Hazing Definition: Hazing is a process whereby a number of individuals encountering a coyote respond in an aggressive manner to make a coyote uncomfortable enough that it chooses to leave a situation where its presence is unwanted.

Hazing can help maintain a coyote’s fear of humans and deter it from neighbourhood spaces such as backyards and play spaces. Hazing does not do damage to animals, humans or property. Levels of hazing need to be appropriate in relation to the activity of the coyotes.

Basic Hazing:

Step 1: Be ‘Big Mean and Loud’. BIG - Raise arms high, or lift an object such as an umbrella or hockey stick. MEAN – Stomp the ground aggressively with one foot. LOUD- Shout in as loud and deep a voice as possible “Go away coyote” (Repeat 3 times )

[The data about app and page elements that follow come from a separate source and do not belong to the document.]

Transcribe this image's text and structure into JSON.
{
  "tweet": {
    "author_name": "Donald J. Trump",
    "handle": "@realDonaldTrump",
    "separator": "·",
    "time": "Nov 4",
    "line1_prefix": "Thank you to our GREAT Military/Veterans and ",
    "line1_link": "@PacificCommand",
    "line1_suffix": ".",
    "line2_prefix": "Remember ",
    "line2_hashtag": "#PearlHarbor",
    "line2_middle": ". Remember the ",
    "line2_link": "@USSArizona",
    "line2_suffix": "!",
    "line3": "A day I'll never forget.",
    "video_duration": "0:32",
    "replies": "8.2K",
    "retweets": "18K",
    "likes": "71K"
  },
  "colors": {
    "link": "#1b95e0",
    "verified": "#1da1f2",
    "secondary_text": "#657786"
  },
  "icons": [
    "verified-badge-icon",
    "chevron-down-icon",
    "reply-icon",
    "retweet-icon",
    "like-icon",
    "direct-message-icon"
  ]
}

Step 2: Observe coyote response. It is extremely common for coyotes not to respond to hazing techniques early in the process. They do not have the relevant context to respond in the manner desired (to leave) with no history of hazing. Should this be that case and the coyote not flee the area and out of your sight, then see STEP 4.

Step 3: NEVER – run away from a coyote. This will make a coyote more resistant to hazing instead of reinforcing the image that people are scary.

Advanced Hazing

Step 4: Employ the ‘Coyote Shaker’ (see attachment). This tool is highly effective at deterring coyotes as it is very noisy and can be thrown into close proximity to a coyote that is not leaving your line of sight when being ‘Big Mean Loud’ (see attachment)

Removing Attractants

Urban coyotes are attracted to backyards by accessible garbage and compost, neglected sheds and properties (rat habitat), fallen tree fruit and vegetables, bird feed from feeders and outdoor pet food.

Community Strength

It is important that individuals take part in becoming aware of the attractants listed above. However, just as important is taking action both as a household and a community. Working together will reduce the number of overall sightings and encounters with coyotes in your area and therefore reduce the chances of conflict.

We hope that all the above-mentioned points and our website are able to answer many of your questions and help everyone better understand how to co-exist with coyotes. We have attached a 'coyote shaker' blue print and our poster – please pass them on to anyone in your neighbourhood who may be interested! (Block Watch, resident associations, strata councils, dog walking groups, coffee shop notice boards etc…)

When more residents take proactive or direct action, the more likely coyotes will retain their fear of people resulting in fewer potential conflicts with coyotes.

For More Information…

Our website will outline in more detail the issues regarding coyotes. The following are links to informative coyote videos that you can view on our website at:

We appreciate your support and welcome you to contact us again about any coyote related information you may come across in the future. We also appreciate feedback on what has been successful for you and your neighbourhood so we can relay it to other residents and community groups.

Please contact us should you have any questions.


Phil Dubrulle
Co-Existing with Coyotes Program Coordinator
Stanley Park Ecology Society
P: 604-681-9453
F: 604-257-8378
Facebook: Stanley Park Ecology Society
Twitter: @StanleyPkEcoSoc

Living with Coyotes